The iMac was designed to win back former Mac users who had switched to Intel-based PCs, as well as gain new users. Although the iMac was more expensive than comparable PCs and never contained a floppy disk drive, setting up, running applications and connecting to the Internet was easy. As a result, sales exceeded Apple Computer’s expectations. By 2001, second-generation iMacs with LCD screens hit the market. In 2003, Apple came out with the third-generation iMac, which had eight times the memory and 20 times the hard drive space as the original iMac. In 2006 iMacs were produced with Intel-based chips.

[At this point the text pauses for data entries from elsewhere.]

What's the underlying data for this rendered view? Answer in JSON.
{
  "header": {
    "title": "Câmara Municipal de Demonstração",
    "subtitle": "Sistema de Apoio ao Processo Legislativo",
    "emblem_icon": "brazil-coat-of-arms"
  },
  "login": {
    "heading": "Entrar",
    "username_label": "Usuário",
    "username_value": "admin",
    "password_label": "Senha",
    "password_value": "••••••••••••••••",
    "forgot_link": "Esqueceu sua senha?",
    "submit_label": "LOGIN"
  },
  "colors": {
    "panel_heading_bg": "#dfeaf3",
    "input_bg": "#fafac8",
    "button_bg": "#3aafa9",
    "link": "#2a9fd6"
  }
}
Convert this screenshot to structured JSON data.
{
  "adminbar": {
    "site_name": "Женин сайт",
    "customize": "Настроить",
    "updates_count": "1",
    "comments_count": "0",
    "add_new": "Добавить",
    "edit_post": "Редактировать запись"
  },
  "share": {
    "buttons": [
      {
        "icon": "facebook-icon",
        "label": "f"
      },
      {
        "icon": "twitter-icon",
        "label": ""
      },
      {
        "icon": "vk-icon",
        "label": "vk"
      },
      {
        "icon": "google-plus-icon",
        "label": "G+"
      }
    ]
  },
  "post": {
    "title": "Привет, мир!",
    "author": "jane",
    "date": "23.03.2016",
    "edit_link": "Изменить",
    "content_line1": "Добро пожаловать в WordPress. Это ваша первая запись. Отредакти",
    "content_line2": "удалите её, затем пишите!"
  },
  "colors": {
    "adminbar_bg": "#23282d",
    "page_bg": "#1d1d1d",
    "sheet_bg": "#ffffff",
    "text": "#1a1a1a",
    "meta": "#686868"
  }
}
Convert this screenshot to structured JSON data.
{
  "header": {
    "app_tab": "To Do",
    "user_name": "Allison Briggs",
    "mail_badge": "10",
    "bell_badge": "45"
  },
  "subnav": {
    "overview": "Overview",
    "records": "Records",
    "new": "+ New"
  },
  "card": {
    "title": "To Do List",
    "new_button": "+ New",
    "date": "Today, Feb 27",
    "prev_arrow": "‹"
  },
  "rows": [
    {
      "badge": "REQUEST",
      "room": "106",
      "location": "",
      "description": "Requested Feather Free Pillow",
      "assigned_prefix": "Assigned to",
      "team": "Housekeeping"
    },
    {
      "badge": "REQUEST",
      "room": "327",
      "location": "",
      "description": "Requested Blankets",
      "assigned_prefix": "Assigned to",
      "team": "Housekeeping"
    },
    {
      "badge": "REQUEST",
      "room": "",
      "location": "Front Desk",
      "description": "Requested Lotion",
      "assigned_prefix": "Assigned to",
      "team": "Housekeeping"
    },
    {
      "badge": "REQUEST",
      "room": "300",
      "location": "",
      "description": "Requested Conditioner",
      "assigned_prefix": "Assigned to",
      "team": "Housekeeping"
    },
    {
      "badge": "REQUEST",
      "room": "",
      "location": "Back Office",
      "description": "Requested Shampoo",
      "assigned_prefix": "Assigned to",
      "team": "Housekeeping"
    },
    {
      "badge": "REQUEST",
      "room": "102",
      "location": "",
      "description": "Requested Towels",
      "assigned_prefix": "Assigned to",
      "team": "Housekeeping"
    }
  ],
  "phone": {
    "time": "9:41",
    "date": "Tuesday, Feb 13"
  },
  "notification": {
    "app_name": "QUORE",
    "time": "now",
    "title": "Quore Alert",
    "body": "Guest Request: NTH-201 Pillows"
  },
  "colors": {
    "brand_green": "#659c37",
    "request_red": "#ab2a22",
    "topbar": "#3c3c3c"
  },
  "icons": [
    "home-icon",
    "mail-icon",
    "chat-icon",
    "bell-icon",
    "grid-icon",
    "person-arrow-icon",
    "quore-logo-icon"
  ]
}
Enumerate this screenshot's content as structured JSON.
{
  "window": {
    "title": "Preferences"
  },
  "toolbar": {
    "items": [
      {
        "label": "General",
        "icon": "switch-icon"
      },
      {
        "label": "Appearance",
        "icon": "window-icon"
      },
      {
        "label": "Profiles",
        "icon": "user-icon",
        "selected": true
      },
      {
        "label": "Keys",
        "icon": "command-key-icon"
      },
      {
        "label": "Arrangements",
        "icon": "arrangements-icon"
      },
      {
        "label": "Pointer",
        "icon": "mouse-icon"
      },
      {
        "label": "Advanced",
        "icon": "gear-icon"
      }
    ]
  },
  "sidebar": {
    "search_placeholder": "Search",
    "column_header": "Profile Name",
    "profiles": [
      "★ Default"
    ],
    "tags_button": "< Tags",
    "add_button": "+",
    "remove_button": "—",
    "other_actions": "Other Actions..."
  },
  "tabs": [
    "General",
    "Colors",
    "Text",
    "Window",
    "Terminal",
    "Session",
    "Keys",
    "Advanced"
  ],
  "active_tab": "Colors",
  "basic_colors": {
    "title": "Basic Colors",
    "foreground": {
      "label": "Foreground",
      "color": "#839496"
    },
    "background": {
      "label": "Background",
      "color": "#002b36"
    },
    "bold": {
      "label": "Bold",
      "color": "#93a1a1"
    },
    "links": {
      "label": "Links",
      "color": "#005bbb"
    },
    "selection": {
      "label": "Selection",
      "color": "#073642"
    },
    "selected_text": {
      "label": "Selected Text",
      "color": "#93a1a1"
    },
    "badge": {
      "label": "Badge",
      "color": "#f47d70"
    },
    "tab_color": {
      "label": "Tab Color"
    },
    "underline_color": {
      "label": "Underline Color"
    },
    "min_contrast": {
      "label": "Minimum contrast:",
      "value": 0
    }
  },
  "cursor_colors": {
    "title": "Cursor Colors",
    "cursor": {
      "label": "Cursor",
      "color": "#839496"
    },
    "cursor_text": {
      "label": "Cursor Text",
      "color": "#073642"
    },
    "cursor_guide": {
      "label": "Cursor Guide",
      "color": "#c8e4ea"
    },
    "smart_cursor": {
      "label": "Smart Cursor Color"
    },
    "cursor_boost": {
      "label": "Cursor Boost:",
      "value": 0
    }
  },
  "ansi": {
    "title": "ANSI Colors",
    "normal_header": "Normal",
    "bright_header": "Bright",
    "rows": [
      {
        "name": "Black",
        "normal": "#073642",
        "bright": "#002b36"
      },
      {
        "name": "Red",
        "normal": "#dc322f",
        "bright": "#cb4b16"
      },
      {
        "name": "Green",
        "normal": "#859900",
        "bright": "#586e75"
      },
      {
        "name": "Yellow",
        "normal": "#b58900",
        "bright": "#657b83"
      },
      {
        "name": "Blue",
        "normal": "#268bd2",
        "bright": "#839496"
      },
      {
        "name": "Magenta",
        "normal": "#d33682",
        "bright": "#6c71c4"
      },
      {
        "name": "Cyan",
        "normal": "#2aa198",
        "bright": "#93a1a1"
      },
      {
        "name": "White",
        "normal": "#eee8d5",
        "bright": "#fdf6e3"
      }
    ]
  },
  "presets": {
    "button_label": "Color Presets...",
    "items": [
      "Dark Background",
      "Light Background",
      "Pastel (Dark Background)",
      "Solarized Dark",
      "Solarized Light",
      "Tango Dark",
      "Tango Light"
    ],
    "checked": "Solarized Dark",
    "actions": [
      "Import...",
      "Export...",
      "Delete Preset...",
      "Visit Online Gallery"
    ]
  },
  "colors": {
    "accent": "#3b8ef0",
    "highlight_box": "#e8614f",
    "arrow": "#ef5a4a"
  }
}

The iMac was the first major success that Steve Jobs had upon his return to Apple. He of course followed this with the iPod, iTunes, iPhone, iPad, etc.